*ABOUT THIS EXERCISE*
Go through the entries below and tally each line holding the string "value". Return the number only.

*** Opening SOURCE MATERIAL ***

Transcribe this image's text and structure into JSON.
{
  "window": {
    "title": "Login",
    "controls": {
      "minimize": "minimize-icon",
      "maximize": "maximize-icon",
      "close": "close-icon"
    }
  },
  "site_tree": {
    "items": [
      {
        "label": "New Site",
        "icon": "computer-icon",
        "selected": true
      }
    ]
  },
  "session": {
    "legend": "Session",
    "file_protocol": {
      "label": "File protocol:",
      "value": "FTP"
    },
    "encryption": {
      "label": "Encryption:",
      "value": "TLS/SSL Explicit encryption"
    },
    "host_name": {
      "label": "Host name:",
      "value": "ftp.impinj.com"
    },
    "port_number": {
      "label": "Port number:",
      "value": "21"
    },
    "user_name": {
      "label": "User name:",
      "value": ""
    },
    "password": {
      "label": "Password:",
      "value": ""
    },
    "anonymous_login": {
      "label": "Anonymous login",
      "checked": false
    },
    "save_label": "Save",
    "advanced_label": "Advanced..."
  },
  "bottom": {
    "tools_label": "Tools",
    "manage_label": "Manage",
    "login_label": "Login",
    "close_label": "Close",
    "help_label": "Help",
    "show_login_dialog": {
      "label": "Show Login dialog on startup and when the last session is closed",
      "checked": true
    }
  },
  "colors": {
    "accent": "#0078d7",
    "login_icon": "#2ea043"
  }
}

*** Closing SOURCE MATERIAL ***

*RESPONSE*
6